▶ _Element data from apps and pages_
<<<<

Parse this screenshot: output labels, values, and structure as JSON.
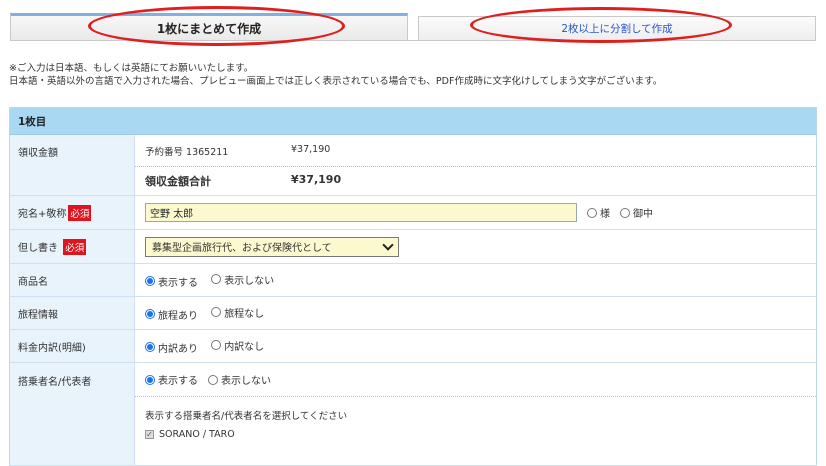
{
  "tabs": {
    "tab1_label": "1枚にまとめて作成",
    "tab2_label": "2枚以上に分割して作成"
  },
  "notice": {
    "line1": "※ご入力は日本語、もしくは英語にてお願いいたします。",
    "line2": "日本語・英語以外の言語で入力された場合、プレビュー画面上では正しく表示されている場合でも、PDF作成時に文字化けしてしまう文字がございます。"
  },
  "section": {
    "title": "1枚目"
  },
  "amount": {
    "label": "領収金額",
    "reservation_text": "予約番号 1365211",
    "reservation_amount": "¥37,190",
    "total_label": "領収金額合計",
    "total_amount": "¥37,190"
  },
  "recipient": {
    "label": "宛名+敬称",
    "required": "必須",
    "value": "空野 太郎",
    "opt1": "様",
    "opt2": "御中"
  },
  "proviso": {
    "label": "但し書き",
    "required": "必須",
    "selected": "募集型企画旅行代、および保険代として"
  },
  "product": {
    "label": "商品名",
    "opt_show": "表示する",
    "opt_hide": "表示しない"
  },
  "itinerary": {
    "label": "旅程情報",
    "opt_yes": "旅程あり",
    "opt_no": "旅程なし"
  },
  "breakdown": {
    "label": "料金内訳(明細)",
    "opt_yes": "内訳あり",
    "opt_no": "内訳なし"
  },
  "passenger": {
    "label": "搭乗者名/代表者",
    "opt_show": "表示する",
    "opt_hide": "表示しない",
    "instruction": "表示する搭乗者名/代表者名を選択してください",
    "name": "SORANO / TARO"
  }
}
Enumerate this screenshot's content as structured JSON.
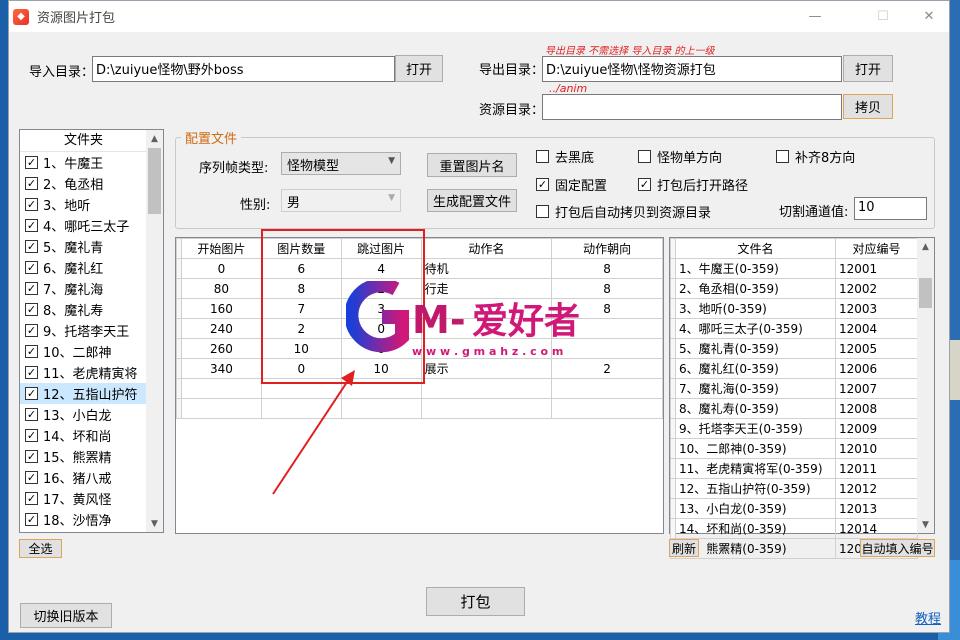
{
  "window": {
    "title": "资源图片打包",
    "minimize": "—",
    "maximize": "☐",
    "close": "✕"
  },
  "export_hint": "导出目录 不需选择 导入目录 的上一级",
  "anim_hint": "../anim",
  "import_dir": {
    "label": "导入目录：",
    "value": "D:\\zuiyue怪物\\野外boss",
    "button": "打开"
  },
  "export_dir": {
    "label": "导出目录：",
    "value": "D:\\zuiyue怪物\\怪物资源打包",
    "button": "打开"
  },
  "res_dir": {
    "label": "资源目录：",
    "value": "",
    "button": "拷贝"
  },
  "folder_list": {
    "header": "文件夹",
    "items": [
      {
        "label": "1、牛魔王",
        "checked": true
      },
      {
        "label": "2、龟丞相",
        "checked": true
      },
      {
        "label": "3、地听",
        "checked": true
      },
      {
        "label": "4、哪吒三太子",
        "checked": true
      },
      {
        "label": "5、魔礼青",
        "checked": true
      },
      {
        "label": "6、魔礼红",
        "checked": true
      },
      {
        "label": "7、魔礼海",
        "checked": true
      },
      {
        "label": "8、魔礼寿",
        "checked": true
      },
      {
        "label": "9、托塔李天王",
        "checked": true
      },
      {
        "label": "10、二郎神",
        "checked": true
      },
      {
        "label": "11、老虎精寅将",
        "checked": true
      },
      {
        "label": "12、五指山护符",
        "checked": true
      },
      {
        "label": "13、小白龙",
        "checked": true
      },
      {
        "label": "14、坏和尚",
        "checked": true
      },
      {
        "label": "15、熊罴精",
        "checked": true
      },
      {
        "label": "16、猪八戒",
        "checked": true
      },
      {
        "label": "17、黄风怪",
        "checked": true
      },
      {
        "label": "18、沙悟净",
        "checked": true
      }
    ],
    "select_all": "全选"
  },
  "config": {
    "group_title": "配置文件",
    "seq_type_label": "序列帧类型:",
    "seq_type_value": "怪物模型",
    "gender_label": "性别:",
    "gender_value": "男",
    "reset_button": "重置图片名",
    "gen_button": "生成配置文件",
    "cut_label": "切割通道值:",
    "cut_value": "10",
    "options": [
      {
        "label": "去黑底",
        "checked": false
      },
      {
        "label": "怪物单方向",
        "checked": false
      },
      {
        "label": "补齐8方向",
        "checked": false
      },
      {
        "label": "固定配置",
        "checked": true
      },
      {
        "label": "打包后打开路径",
        "checked": true
      },
      {
        "label": "打包后自动拷贝到资源目录",
        "checked": false
      }
    ]
  },
  "action_table": {
    "headers": [
      "开始图片",
      "图片数量",
      "跳过图片",
      "动作名",
      "动作朝向"
    ],
    "rows": [
      [
        "0",
        "6",
        "4",
        "待机",
        "8"
      ],
      [
        "80",
        "8",
        "2",
        "行走",
        "8"
      ],
      [
        "160",
        "7",
        "3",
        "",
        "8"
      ],
      [
        "240",
        "2",
        "0",
        "",
        ""
      ],
      [
        "260",
        "10",
        "0",
        "",
        ""
      ],
      [
        "340",
        "0",
        "10",
        "展示",
        "2"
      ]
    ],
    "empty_rows": 2
  },
  "file_table": {
    "headers": [
      "文件名",
      "对应编号"
    ],
    "rows": [
      [
        "1、牛魔王(0-359)",
        "12001"
      ],
      [
        "2、龟丞相(0-359)",
        "12002"
      ],
      [
        "3、地听(0-359)",
        "12003"
      ],
      [
        "4、哪吒三太子(0-359)",
        "12004"
      ],
      [
        "5、魔礼青(0-359)",
        "12005"
      ],
      [
        "6、魔礼红(0-359)",
        "12006"
      ],
      [
        "7、魔礼海(0-359)",
        "12007"
      ],
      [
        "8、魔礼寿(0-359)",
        "12008"
      ],
      [
        "9、托塔李天王(0-359)",
        "12009"
      ],
      [
        "10、二郎神(0-359)",
        "12010"
      ],
      [
        "11、老虎精寅将军(0-359)",
        "12011"
      ],
      [
        "12、五指山护符(0-359)",
        "12012"
      ],
      [
        "13、小白龙(0-359)",
        "12013"
      ],
      [
        "14、坏和尚(0-359)",
        "12014"
      ],
      [
        "15、熊罴精(0-359)",
        "12015"
      ]
    ],
    "refresh": "刷新",
    "auto_fill": "自动填入编号"
  },
  "bottom": {
    "switch_old": "切换旧版本",
    "pack": "打包",
    "tutorial": "教程"
  },
  "watermark": {
    "logo": "GM-爱好者",
    "url": "w w w . g m a h z . c o m"
  },
  "colors": {
    "accent_red": "#e02020",
    "group_title": "#d06a10",
    "selection": "#cce8ff",
    "link": "#1060c0"
  }
}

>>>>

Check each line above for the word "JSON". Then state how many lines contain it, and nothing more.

2